As I sit at my desk at the office it strikes me that I’m not so much being an adult as I am pretending to adult. Sure, I’m meeting my quotas, building beautiful slides in many, many briefing decks, putting a roof over my head, paying the bills, and keeping a number of small creatures alive. It doesn’t feel like that’s all that high of a bar to pass over. Particularly when I’m so often doing some or all of those things on autopilot.
That leaves me wondering how to define the core mission of being a adult. What characteristics define success? If the baseline is pay taxes and stay out of prison it’s straight forward enough. Alternately if the minimum level of entry is being able to provide for and sustain another human life into adulthood, I’m not even racing on the same track. In fact I’ve spent two decades driving at great and reckless speed away from that track. What then are the defining characteristics of adulthood? Is it merely a function of age? Is it behavior? Is it something intangible?

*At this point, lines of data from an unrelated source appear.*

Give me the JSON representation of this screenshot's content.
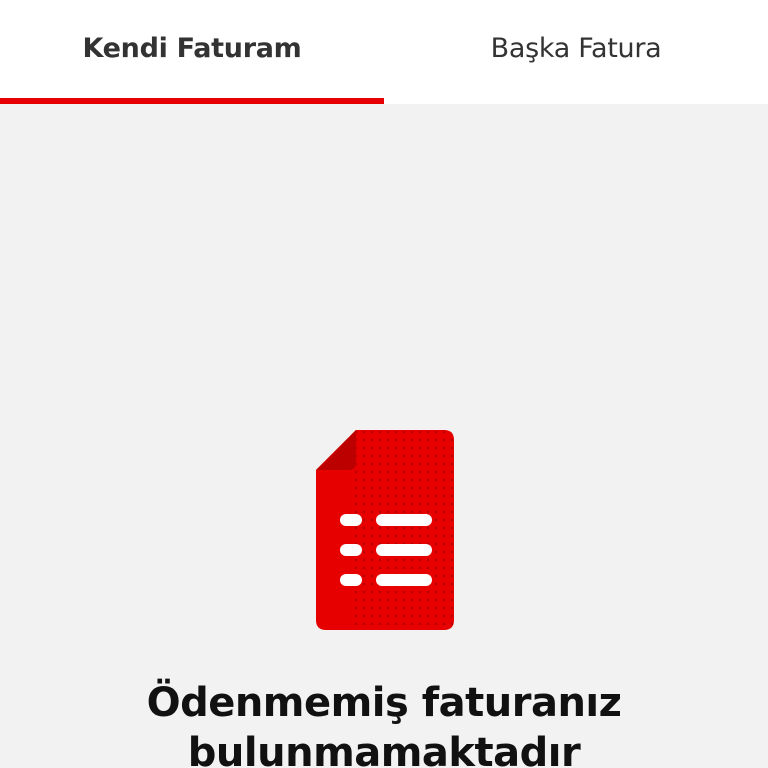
{
  "tabs": [
    {
      "label": "Kendi Faturam",
      "active": true
    },
    {
      "label": "Başka Fatura",
      "active": false
    }
  ],
  "empty_state": {
    "icon": "invoice-document-icon",
    "message_line1": "Ödenmemiş faturanız",
    "message_line2": "bulunmamaktadır"
  },
  "colors": {
    "accent": "#e60000",
    "background": "#f2f2f2",
    "tab_background": "#ffffff",
    "text": "#333333"
  }
}
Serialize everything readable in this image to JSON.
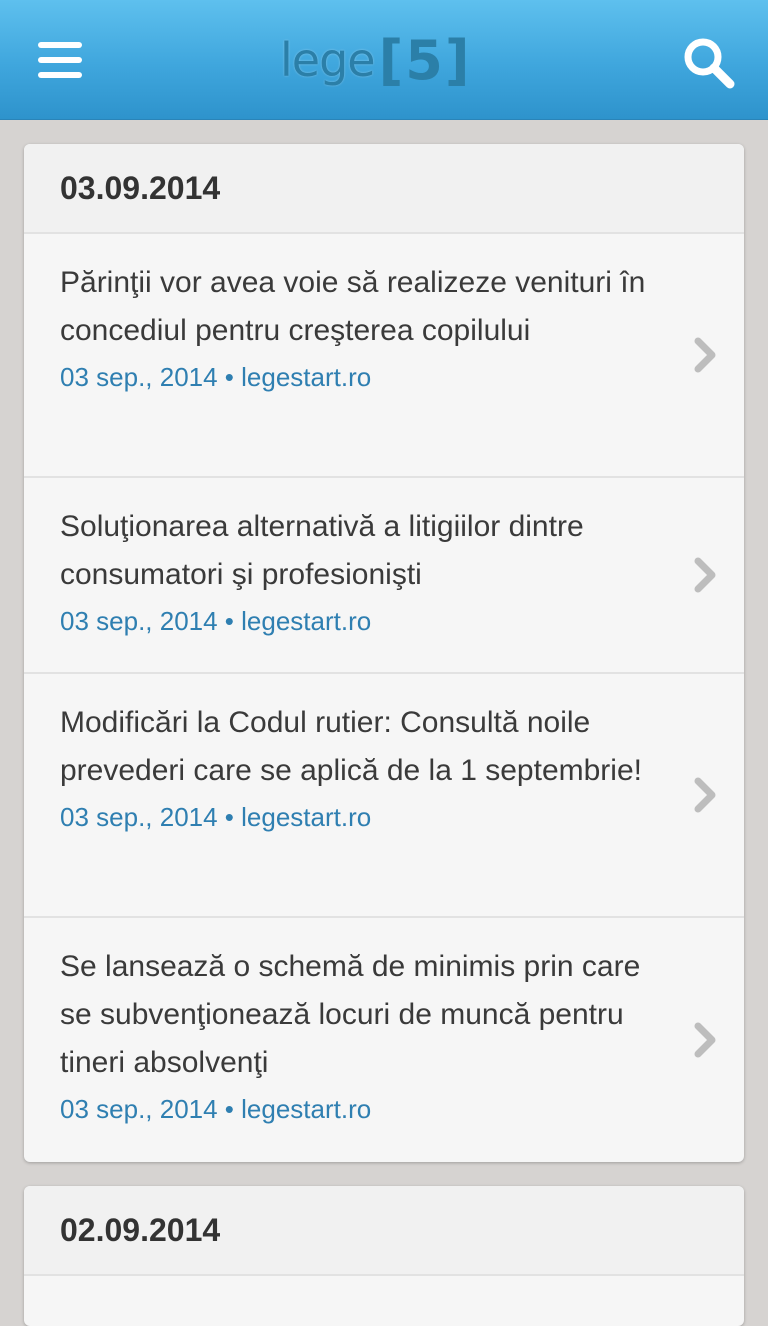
{
  "header": {
    "logo_word": "lege",
    "logo_number": "5",
    "menu_icon": "hamburger-menu-icon",
    "search_icon": "search-icon",
    "colors": {
      "bar_top": "#5ec0ee",
      "bar_bottom": "#2e93cc",
      "link": "#2f7fb1"
    }
  },
  "groups": [
    {
      "date": "03.09.2014",
      "items": [
        {
          "title": "Părinţii vor avea voie să realizeze venituri în concediul pentru creşterea copilului",
          "meta": "03 sep., 2014 • legestart.ro"
        },
        {
          "title": "Soluţionarea alternativă a litigiilor dintre consumatori şi profesionişti",
          "meta": "03 sep., 2014 • legestart.ro"
        },
        {
          "title": "Modificări la Codul rutier: Consultă noile prevederi care se aplică de la 1 septembrie!",
          "meta": "03 sep., 2014 • legestart.ro"
        },
        {
          "title": "Se lansează o schemă de minimis prin care se subvenţionează locuri de muncă pentru tineri absolvenţi",
          "meta": "03 sep., 2014 • legestart.ro"
        }
      ]
    },
    {
      "date": "02.09.2014",
      "items": []
    }
  ]
}
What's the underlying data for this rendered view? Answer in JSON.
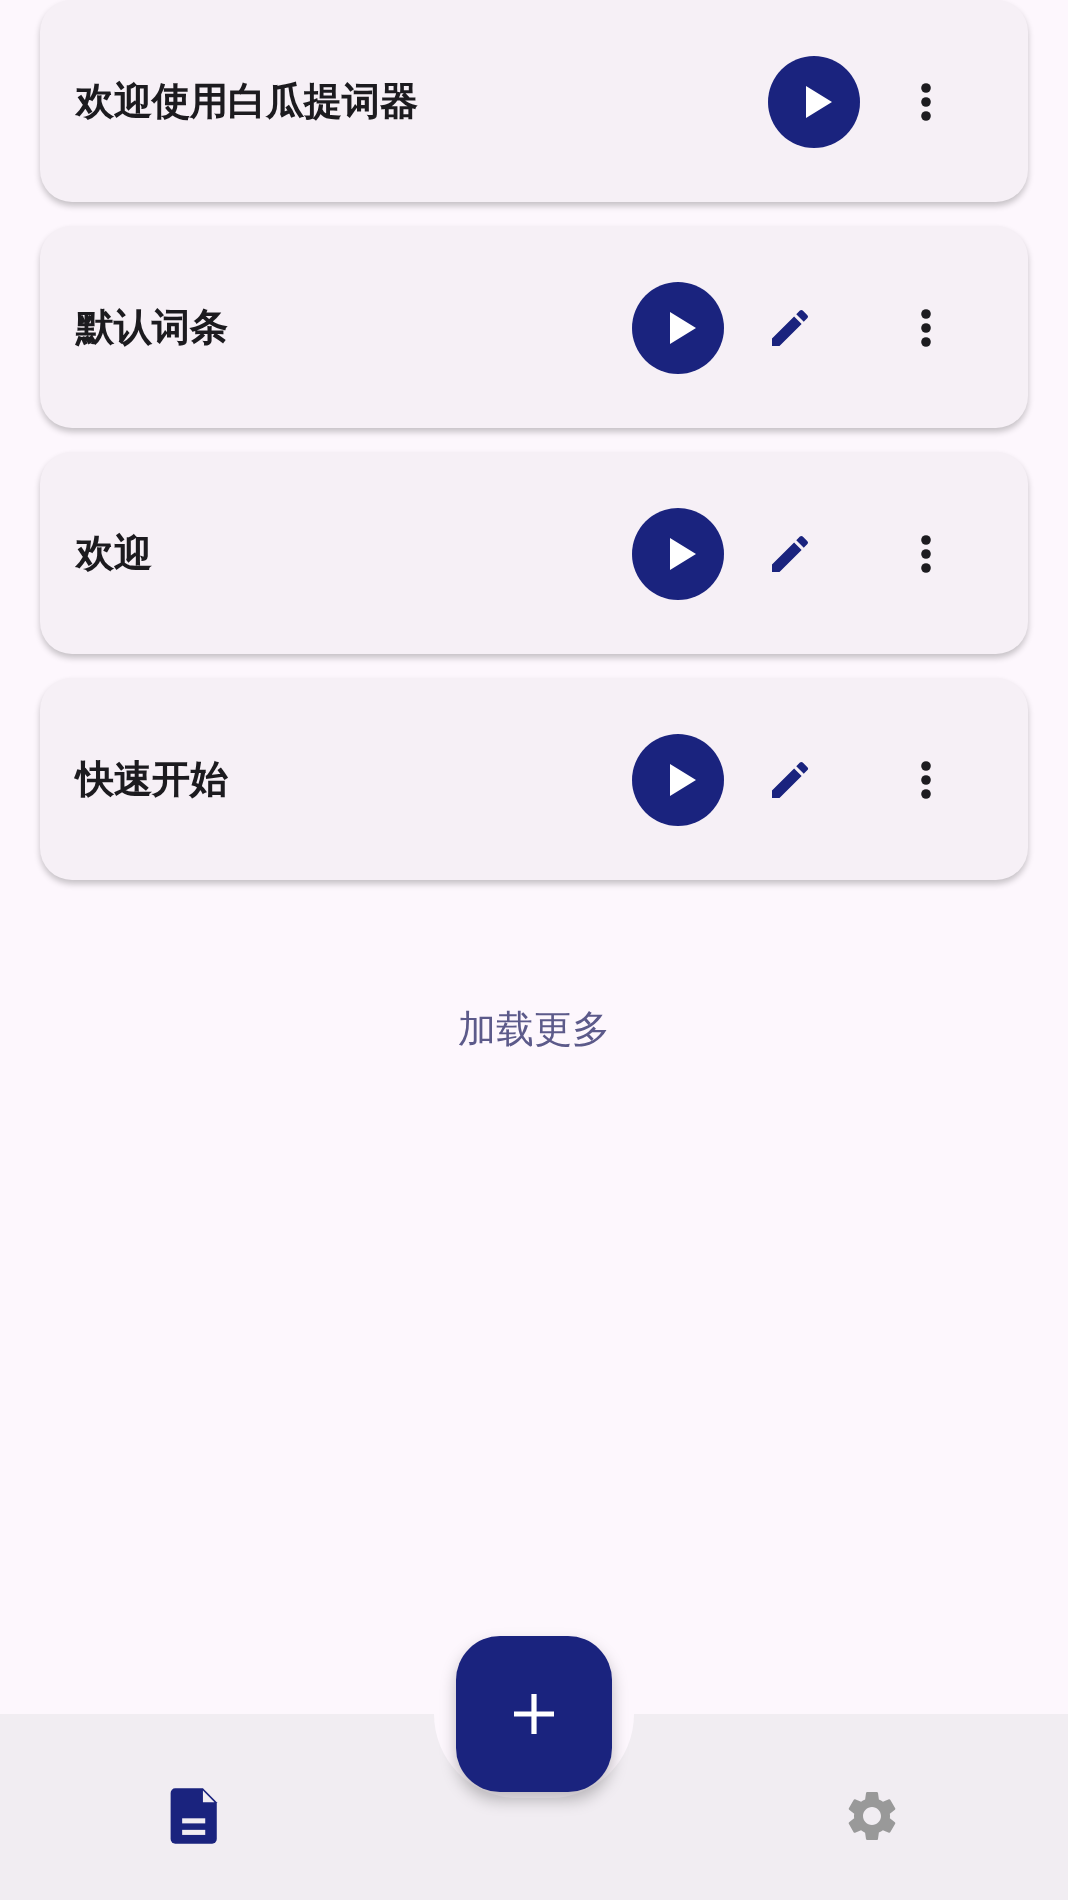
{
  "items": [
    {
      "title": "欢迎使用白瓜提词器",
      "editable": false
    },
    {
      "title": "默认词条",
      "editable": true
    },
    {
      "title": "欢迎",
      "editable": true
    },
    {
      "title": "快速开始",
      "editable": true
    }
  ],
  "load_more": "加载更多",
  "nav_tabs": [
    {
      "kind": "documents",
      "selected": true
    },
    {
      "kind": "settings",
      "selected": false
    }
  ]
}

Since my real goal is to mostly maximize the amount of time I get to be home with my nose stuck in a book, or playing with the internet, or otherwise hiding from human interaction the point is largely an academic one. Even so, there are lots of people out there raising reasonably well adjusted children or doing important medical research or keeping a nuclear reactor running smoothly. Maybe any or all of them feel adultier than I do. Just now I’m not feeling any of it.
That’s not saying that I won’t do a fine job keeping up appearances. I’ll go through the motions and get most of them right, but just now I’m having a tough time shaking the feeling that the only major difference between the 1998 model Jeff and the 2016 variant is now I get less sleep, take a few more pills, and don’t need to show ID when I go to the liquor store. Maybe I should just change the definition of successful adulting and declare unilateral victory.